Varied issues

The perennially ongoing Varahi Lift Irrigation Project has been haunting the electorate in the Kundapur Assembly segment, known for its distinct Kannada dialect, and parts of the Udupi Assembly segment. Revival of the Dakshina Kannada Cooperative Sugar Factory is another demand of the farmers. With the Udupi city and the adjoining Manipal witnessing rapid urbanisation, supplying adequate quantity of drinking water is another challenge.

Air and water pollution allegedly by the Udupi Power Corporation Ltd., near Padubidri in the Kaup Assembly segment, and its impact on marine life is another issue often raised. Sea erosion continues to be a problem from Kundapur in the north to Hejmady in the south along Kundapur, Udupi, and Kaup Assembly segments.

The electorate in the Sringeri Assembly segment, which comprises Sringeri, Koppa, and Narasimharajapura taluks, is worried over the dwindling yield from arecanut plantations following the yellow leaf disease and is struggling to find alternative crops. People in the neighbouring Mudigere constituency also face a similar disease in coffee plantations. People here also faced massive landslips during 2018-19 that completely changed the landscape in the mountainous region. Some of the major rivers of the State, including Hemavati, Netravati, Tunga, and Bhadra, originate in these two Assembly segments that are threatened by mushrooming homestays and commercial exploitation of nature.

The Chikkamagaluru Assembly segment, which has the highest number of the electorate (2.3 lakh) in the Lok Sabha constituency, faces the challenge of unplanned growth of city. The Tarikere Assembly segment, with a mix of Malnad and plain land geographical features, grapples with water scarcity.

K. Jayaprakash Hegde, Congress candidate

K. Jayaprakash Hegde, Congress candidate | Photo Credit:

Seasoned politicians

The Lok Sabha constituency is set to witness a stiff fight between two political stalwarts, Kota Srinivas Poojary from the BJP and K. Jayaprakash Hegde from the Congress. While the BJP is fighting to retain its seat that is held by Union Minister Shobha Karandlaje, the Congress is making all-out efforts to wrest the seat lost to the BJP since 1998. The two candidates are seeking votes on the development agenda — Mr. Poojary, based on the Narendra Modi government’s achievements, and Mr. Hegde on his earlier development works.

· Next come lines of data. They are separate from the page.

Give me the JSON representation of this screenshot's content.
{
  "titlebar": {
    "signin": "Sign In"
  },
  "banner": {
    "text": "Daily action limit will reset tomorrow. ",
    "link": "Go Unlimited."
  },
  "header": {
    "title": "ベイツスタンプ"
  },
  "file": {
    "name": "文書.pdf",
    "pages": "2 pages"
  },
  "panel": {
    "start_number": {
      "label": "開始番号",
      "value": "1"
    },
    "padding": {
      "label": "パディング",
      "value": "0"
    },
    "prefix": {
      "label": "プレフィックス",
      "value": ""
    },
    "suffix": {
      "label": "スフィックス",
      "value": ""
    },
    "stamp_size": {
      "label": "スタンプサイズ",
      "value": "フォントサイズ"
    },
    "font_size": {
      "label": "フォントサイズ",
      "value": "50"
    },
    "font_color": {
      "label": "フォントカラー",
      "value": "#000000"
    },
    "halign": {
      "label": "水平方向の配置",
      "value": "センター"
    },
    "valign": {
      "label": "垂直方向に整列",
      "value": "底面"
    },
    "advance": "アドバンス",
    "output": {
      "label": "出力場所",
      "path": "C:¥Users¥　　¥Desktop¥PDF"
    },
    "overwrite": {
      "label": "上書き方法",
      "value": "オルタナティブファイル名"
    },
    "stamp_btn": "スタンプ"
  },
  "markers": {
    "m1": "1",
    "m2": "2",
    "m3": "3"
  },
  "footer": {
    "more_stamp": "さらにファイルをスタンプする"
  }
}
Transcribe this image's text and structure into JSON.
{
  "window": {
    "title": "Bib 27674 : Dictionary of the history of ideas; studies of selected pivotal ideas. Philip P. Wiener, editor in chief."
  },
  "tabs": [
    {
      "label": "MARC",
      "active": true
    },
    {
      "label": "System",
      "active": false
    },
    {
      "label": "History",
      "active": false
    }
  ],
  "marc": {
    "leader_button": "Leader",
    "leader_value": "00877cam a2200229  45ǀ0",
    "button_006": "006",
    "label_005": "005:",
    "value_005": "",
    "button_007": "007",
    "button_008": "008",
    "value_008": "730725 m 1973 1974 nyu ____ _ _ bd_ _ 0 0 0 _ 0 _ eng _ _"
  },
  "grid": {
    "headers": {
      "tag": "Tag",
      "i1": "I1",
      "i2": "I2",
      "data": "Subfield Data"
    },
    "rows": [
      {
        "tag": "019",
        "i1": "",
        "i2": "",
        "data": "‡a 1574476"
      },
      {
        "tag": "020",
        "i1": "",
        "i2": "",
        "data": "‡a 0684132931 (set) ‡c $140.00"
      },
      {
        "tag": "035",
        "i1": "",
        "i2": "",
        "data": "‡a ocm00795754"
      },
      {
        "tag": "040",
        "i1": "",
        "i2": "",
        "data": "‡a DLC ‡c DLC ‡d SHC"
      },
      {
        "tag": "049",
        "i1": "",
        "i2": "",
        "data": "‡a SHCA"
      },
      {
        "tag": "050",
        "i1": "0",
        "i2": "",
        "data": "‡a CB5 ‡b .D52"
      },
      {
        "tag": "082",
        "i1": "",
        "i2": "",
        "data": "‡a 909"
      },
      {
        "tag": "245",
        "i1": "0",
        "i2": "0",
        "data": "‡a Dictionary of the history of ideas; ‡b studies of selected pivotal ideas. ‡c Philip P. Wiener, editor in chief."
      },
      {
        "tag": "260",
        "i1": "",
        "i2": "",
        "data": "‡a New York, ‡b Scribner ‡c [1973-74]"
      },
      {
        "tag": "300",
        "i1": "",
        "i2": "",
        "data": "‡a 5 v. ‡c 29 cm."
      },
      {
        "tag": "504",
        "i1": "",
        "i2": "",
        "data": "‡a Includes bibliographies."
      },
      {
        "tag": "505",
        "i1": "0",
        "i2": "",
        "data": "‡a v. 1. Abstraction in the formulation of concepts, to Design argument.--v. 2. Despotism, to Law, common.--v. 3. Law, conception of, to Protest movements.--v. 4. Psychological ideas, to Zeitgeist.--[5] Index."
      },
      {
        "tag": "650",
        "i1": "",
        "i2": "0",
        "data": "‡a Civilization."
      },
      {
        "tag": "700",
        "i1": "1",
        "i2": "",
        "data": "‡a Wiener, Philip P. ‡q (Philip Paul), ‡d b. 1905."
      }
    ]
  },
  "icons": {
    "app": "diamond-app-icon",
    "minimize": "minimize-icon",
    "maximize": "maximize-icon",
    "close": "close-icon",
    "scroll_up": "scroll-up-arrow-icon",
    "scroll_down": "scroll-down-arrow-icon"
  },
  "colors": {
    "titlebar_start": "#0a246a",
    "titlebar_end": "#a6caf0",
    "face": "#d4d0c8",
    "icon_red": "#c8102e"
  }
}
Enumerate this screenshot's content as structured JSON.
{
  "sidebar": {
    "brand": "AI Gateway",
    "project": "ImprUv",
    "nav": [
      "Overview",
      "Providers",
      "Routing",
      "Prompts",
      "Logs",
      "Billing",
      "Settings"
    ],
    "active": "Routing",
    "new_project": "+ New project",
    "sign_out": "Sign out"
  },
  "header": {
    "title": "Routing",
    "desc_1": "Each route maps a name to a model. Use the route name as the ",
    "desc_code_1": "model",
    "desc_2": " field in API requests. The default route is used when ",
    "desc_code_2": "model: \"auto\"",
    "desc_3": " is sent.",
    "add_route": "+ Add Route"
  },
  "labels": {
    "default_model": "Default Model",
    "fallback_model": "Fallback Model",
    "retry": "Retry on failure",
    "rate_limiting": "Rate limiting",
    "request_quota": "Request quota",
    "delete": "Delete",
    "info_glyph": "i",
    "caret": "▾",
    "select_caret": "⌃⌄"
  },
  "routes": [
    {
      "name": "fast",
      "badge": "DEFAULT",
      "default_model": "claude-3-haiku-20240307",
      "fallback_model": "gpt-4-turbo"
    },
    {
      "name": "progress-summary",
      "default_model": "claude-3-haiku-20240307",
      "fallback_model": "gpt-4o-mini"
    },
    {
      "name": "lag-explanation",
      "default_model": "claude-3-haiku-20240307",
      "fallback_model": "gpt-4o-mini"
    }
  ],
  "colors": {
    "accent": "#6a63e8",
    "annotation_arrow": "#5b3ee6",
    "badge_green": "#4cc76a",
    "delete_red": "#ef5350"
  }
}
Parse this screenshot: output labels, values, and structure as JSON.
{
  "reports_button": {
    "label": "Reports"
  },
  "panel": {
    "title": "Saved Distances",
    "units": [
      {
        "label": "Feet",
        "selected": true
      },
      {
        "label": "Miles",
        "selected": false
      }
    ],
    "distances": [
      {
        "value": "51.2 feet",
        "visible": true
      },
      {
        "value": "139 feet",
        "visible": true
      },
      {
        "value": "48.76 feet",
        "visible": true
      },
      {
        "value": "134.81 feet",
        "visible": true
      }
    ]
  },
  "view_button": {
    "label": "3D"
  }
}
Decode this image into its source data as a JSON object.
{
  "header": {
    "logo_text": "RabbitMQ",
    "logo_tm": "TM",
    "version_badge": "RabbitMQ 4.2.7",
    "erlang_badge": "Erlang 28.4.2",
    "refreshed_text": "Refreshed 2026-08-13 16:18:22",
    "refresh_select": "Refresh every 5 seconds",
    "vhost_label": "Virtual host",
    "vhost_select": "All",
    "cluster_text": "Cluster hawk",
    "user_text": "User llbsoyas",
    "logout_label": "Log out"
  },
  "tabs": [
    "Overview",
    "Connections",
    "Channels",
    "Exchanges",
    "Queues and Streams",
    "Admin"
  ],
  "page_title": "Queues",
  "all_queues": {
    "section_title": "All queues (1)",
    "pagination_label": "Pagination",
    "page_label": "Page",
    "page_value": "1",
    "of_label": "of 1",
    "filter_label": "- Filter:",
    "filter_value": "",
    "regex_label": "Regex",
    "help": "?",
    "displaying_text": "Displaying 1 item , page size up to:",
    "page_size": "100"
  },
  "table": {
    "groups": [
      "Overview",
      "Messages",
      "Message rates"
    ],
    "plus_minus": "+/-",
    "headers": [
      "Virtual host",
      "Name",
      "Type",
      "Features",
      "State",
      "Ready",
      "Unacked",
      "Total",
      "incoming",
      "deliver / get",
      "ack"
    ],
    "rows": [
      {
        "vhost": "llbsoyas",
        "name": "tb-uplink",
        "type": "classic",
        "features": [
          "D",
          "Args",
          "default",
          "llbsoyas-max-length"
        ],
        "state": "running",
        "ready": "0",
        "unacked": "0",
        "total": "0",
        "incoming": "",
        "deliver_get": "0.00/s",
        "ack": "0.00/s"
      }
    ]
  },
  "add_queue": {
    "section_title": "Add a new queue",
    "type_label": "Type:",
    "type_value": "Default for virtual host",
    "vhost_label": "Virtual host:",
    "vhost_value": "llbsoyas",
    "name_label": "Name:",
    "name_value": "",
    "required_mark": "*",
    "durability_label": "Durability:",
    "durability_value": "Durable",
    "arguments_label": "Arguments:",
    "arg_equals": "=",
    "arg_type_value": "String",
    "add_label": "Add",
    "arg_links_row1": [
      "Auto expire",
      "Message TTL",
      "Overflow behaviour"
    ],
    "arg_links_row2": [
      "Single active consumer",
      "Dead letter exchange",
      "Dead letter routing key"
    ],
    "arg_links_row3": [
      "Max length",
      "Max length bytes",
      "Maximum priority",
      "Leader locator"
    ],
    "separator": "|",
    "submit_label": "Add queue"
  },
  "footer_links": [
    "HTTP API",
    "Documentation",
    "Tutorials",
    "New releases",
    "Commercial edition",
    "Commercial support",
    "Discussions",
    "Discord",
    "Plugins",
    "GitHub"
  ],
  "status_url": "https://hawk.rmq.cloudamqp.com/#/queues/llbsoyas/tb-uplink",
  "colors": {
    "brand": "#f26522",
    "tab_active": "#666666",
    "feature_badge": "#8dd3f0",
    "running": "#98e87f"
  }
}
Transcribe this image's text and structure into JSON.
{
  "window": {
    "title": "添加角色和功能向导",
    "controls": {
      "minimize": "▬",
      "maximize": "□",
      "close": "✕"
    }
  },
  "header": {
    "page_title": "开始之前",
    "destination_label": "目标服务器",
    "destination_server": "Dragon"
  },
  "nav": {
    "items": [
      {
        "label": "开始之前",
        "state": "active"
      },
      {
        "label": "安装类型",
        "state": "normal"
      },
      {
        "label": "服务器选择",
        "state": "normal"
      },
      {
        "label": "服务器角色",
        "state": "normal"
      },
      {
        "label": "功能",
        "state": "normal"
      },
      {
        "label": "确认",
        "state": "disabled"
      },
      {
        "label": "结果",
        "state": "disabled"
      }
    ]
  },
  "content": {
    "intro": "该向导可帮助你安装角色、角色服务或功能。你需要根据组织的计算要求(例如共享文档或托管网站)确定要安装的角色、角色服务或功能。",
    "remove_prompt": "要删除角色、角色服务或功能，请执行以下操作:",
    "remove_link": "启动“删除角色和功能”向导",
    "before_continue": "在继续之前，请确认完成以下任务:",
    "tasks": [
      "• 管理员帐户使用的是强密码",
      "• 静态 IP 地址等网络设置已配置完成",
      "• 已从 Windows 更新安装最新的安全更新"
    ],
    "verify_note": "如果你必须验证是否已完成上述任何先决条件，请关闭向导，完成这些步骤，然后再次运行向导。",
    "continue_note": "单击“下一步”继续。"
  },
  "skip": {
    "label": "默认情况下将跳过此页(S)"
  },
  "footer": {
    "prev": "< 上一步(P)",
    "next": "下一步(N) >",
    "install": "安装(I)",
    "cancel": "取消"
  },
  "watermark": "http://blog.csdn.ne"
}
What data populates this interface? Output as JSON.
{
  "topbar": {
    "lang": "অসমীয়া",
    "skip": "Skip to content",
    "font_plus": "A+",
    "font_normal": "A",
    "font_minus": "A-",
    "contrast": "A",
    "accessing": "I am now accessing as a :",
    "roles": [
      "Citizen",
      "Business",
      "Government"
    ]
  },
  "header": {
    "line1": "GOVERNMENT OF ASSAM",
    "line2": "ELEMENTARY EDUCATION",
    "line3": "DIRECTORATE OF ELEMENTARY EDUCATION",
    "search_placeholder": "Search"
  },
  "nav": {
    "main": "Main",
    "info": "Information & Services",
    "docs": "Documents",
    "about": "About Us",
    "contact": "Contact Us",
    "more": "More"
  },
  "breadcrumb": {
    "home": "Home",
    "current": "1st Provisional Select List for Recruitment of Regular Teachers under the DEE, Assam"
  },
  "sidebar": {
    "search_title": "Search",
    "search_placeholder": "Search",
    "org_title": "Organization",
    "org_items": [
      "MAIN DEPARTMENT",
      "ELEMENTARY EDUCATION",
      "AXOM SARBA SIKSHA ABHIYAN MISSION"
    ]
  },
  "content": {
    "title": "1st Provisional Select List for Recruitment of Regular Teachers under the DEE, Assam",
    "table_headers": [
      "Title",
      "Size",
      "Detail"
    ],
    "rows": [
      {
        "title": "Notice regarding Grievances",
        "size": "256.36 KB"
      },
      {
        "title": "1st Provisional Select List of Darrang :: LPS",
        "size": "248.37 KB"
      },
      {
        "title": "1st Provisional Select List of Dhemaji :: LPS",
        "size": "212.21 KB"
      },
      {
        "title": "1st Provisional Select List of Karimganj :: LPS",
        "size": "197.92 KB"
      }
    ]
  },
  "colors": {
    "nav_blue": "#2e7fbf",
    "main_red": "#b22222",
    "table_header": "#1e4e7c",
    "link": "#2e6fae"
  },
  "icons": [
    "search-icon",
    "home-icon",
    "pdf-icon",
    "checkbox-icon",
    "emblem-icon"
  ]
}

Mr. Hegde, earlier with the Janata Dal, later switched to the Congress and won the 2012 byelections after D.V. Sadananda Gowda, who was elected in the 2009 election vacated the seat to become the Chief Minister. The BJP, however, regained the seat in 2014 with Ms. Karandlaje defeating Mr. Hegde. She repeated her feat with a bigger margin in 2019. By then, Mr. Hegde had joined the BJP and was later made chairman of the Karnataka State Permanent Backward Classes Commission. After realising that he would not be fielded as the BJP candidate from here, he rejoined the Congress recently.

Anti-incumbency factor

The BJP was forced to change its candidate on the face of severe anti-incumbency against Ms. Karandlaje with “go back” campaigns galore. The party chose Mr. Poojary even though the former Minister Pramod Madhwaraj had made a strong bid. Mr. Madhwaraj is now the campaign in-charge for Mr. Poojary.

0 / 0
Sign in to unlock member-only benefits!
  • Access 10 free stories every month
  • Save stories to read later
  • Access to comment on every story
  • Sign-up/manage your newsletter subscriptions with a single click
  • Get notified by email for early access to discounts & offers on our products
Sign in


Comments have to be in English, and in full sentences. They cannot be abusive or personal. Please abide by our community guidelines for posting your comments.

We have migrated to a new commenting platform. If you are already a registered user of The Hindu and logged in, you may continue to engage with our articles. If you do not have an account please register and login to post comments. Users can access their older comments by logging into their accounts on Vuukle.